Fagan was never going to say anything otherwise, not when he now realises the positive drugs test was ultimately a cry for help, the result of a desperate low and severe depression he’d allowed himself sink into. He’s got over one battle, which led him to inject himself with EPO in one, irrational moment; but now the 28-year-old has another war to fight, and the purely mental one.

He travelled from his home in Mullingar yesterday to the Dublin hotel where the Irish Sports Council had convened the hearing at the earliest possible convenience, as requested by Fagan himself. Represented on the night were Athletics Ireland, and their chief executive John Foley, the Irish Sports Council, through their chief executive John Treacy, and Dr Una May, head of the Sports Councils anti-doping programme, plus the independent adjudicator who oversees the hearing as part of the anti-doping disciplinary process.

“There weren’t any further complications,” said Paul McDermott, spokesperson for the Irish Sports Council. “It was certainly quick, very prompt, but that was the intention of the athlete involved, to get the matter dealt with as quickly as possible, and of course for that to happen there had to be full co-operation with the athlete.

“EPO is a very serious break of the anti-doping programme, and had to be treated that way. But there was the realisation too that the athlete wanted to get that matter dealt with as quickly possible, and allow him to move on to the next phase here, the personal phase.”

Last night’s statement issued on behalf of the Irish Sports Council merely confirmed as much:

“Athletics Ireland and the Irish Sports Council jointly announce that the Irish Sport Anti-Doping Disciplinary Panel has determined that Martin Fagan, an athlete affiliated to Athletics Ireland, has committed an anti-doping rule violation.

“The panel found that, contrary to Article 2.1 of the Irish Anti-Doping Rules, Mr Fagan, tested positive for the presence of a prohibited substance or its metabolite or marker, recombinant erythropoietin (EPO), in a sample of his urine collected on behalf of the Irish Sports Council during out of competition testing at Tucson, Arizona, on the December 10th, 2011.

“Mr Fagan has been sanctioned, subject to his right to appeal within 14 days, by the imposition on him of a period of ineligibility for two years.

“The panel has decided that because of the prompt admission of the violation by Mr Fagan the appropriate commencement date for the period of ineligibility is December 10th, 2011, the date on which the sample was collected.”

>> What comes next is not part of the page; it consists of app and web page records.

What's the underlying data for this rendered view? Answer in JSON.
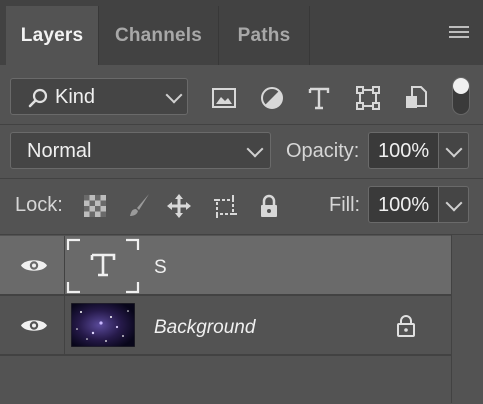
{
  "tabs": [
    {
      "label": "Layers",
      "active": true
    },
    {
      "label": "Channels",
      "active": false
    },
    {
      "label": "Paths",
      "active": false
    }
  ],
  "filter": {
    "kind_label": "Kind",
    "icons": [
      "image-filter-icon",
      "adjustment-filter-icon",
      "type-filter-icon",
      "shape-filter-icon",
      "smart-object-filter-icon"
    ],
    "toggle_on": true
  },
  "blend": {
    "mode": "Normal",
    "opacity_label": "Opacity:",
    "opacity_value": "100%"
  },
  "lock": {
    "label": "Lock:",
    "fill_label": "Fill:",
    "fill_value": "100%"
  },
  "layers": [
    {
      "name": "S",
      "type": "text",
      "visible": true,
      "selected": true,
      "locked": false
    },
    {
      "name": "Background",
      "type": "image",
      "visible": true,
      "selected": false,
      "locked": true
    }
  ],
  "colors": {
    "panel": "#535353",
    "tabbar": "#424242",
    "selected_row": "#6a6a6a",
    "text": "#f0f0f0"
  }
}
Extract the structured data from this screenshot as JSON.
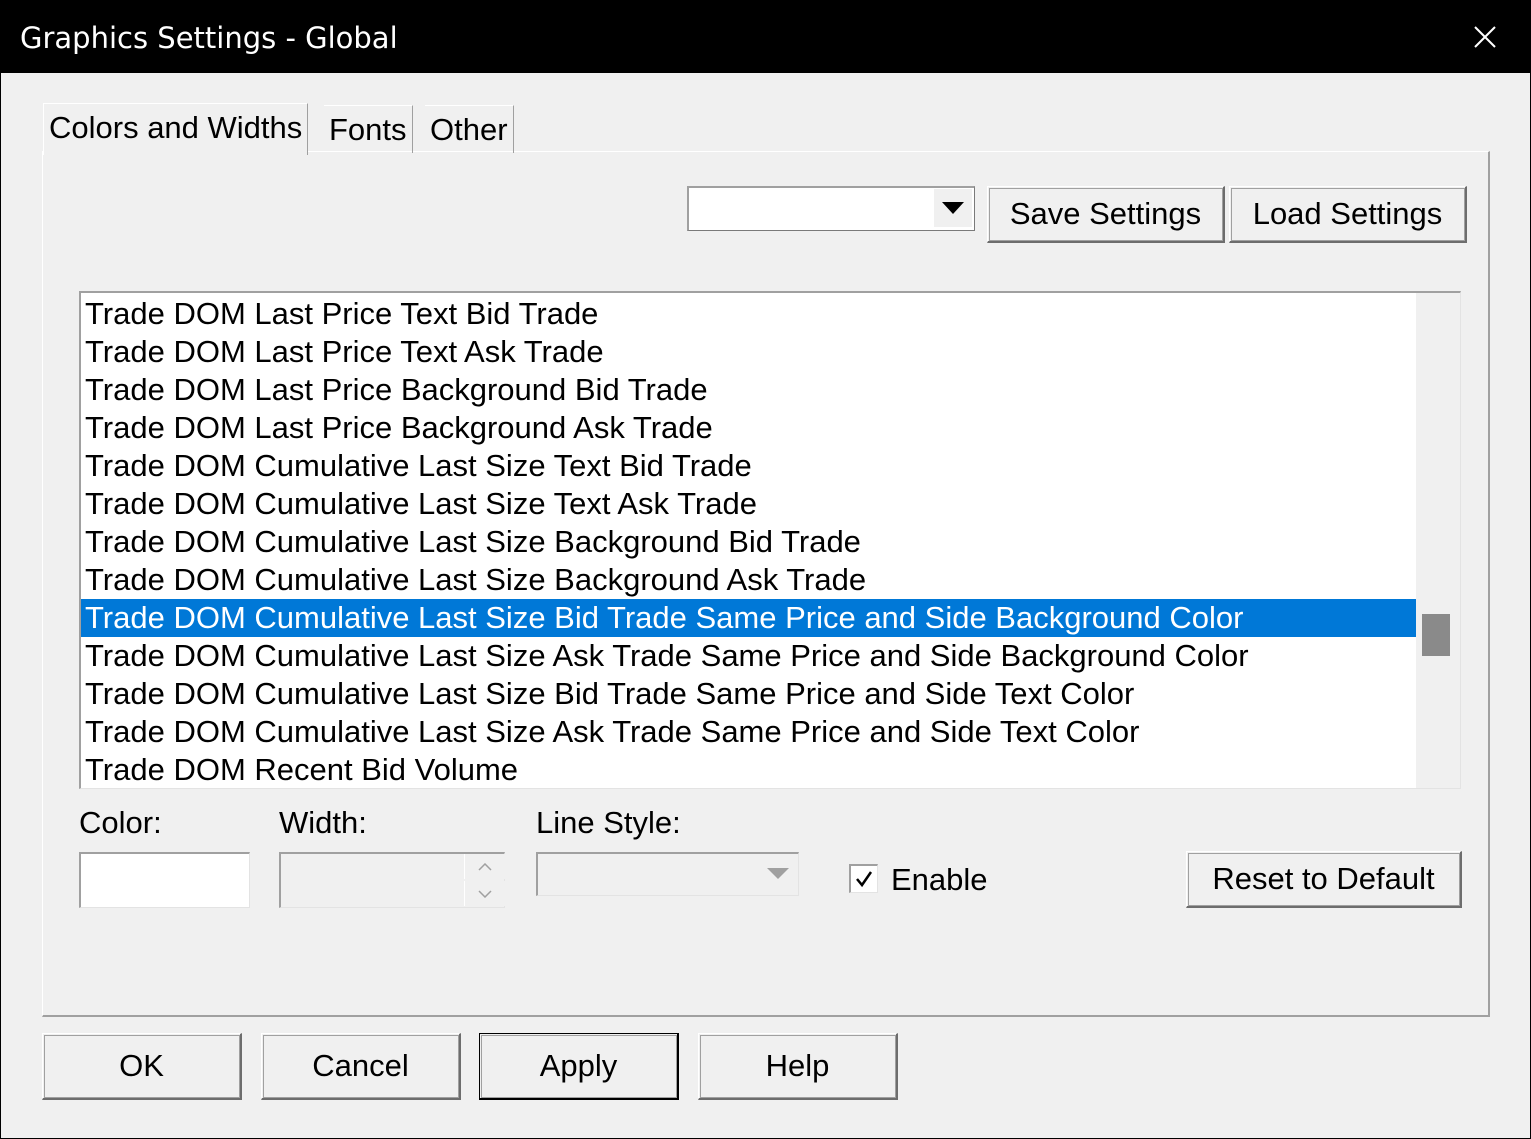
{
  "window": {
    "title": "Graphics Settings - Global",
    "close_icon": "close-icon"
  },
  "tabs": [
    {
      "label": "Colors and Widths",
      "active": true
    },
    {
      "label": "Fonts",
      "active": false
    },
    {
      "label": "Other",
      "active": false
    }
  ],
  "toolbar": {
    "preset_value": "",
    "save_label": "Save Settings",
    "load_label": "Load Settings"
  },
  "list": {
    "items": [
      "Trade DOM Last Price Text Bid Trade",
      "Trade DOM Last Price Text Ask Trade",
      "Trade DOM Last Price Background Bid Trade",
      "Trade DOM Last Price Background Ask Trade",
      "Trade DOM Cumulative Last Size Text Bid Trade",
      "Trade DOM Cumulative Last Size Text Ask Trade",
      "Trade DOM Cumulative Last Size Background Bid Trade",
      "Trade DOM Cumulative Last Size Background Ask Trade",
      "Trade DOM Cumulative Last Size Bid Trade Same Price and Side Background Color",
      "Trade DOM Cumulative Last Size Ask Trade Same Price and Side Background Color",
      "Trade DOM Cumulative Last Size Bid Trade Same Price and Side Text Color",
      "Trade DOM Cumulative Last Size Ask Trade Same Price and Side Text Color",
      "Trade DOM Recent Bid Volume"
    ],
    "selected_index": 8
  },
  "properties": {
    "color_label": "Color:",
    "color_value": "#ffffff",
    "width_label": "Width:",
    "width_value": "",
    "line_style_label": "Line Style:",
    "line_style_value": "",
    "enable_label": "Enable",
    "enable_checked": true,
    "reset_label": "Reset to Default"
  },
  "footer": {
    "ok_label": "OK",
    "cancel_label": "Cancel",
    "apply_label": "Apply",
    "help_label": "Help"
  },
  "colors": {
    "selection": "#0078d7",
    "titlebar": "#000000",
    "scroll_thumb": "#8a8a8a"
  }
}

Effectively this means Fagan would be free to compete again from December 11th, 2013, when he would still only be 30 – but in the process of outlining his deeper problems to The Irish Times he admitted that getting back into competitive running was the very least of his concerns, and something he wasn’t even contemplating right now.

“Maybe I’ll miss it someday,” he says. “But right now I think back on my career with very little satisfaction. Even making the Olympics in 2008. Running really only became a job. I’d show up at a race and count the runners I could beat, and figure I might make $400. All the fun was gone, all the enjoyment.”

Not being able to get a job, he says, might actually have contributed to his downfall: due to US immigration issues at the end of 2007, he had to give up his student visa and purchase a professional athletes visa, which prohibited any employment; “I would have washed dishes, anything, just to meet new people, just have some life outside of running.”

As well as rebuilding his well-being, mentally first, then perhaps physically – he’ll also be dealing with the quite substantial debt that he’s built up over the past four years. Before leaving America last month he returned his car by voluntary repossession – “which is not a good thing” – yet found himself far more heart-broken about having to give up his dog, too.

But he’s already submitted a CAO application to return for an undergraduate degree, possibly in social work, maybe even counselling.

Fagan realises some people will always accuse him of being a drugs cheat, and he can deal with that; but at least in this next phase of his life nobody can accuse him of not being able to speak from experience.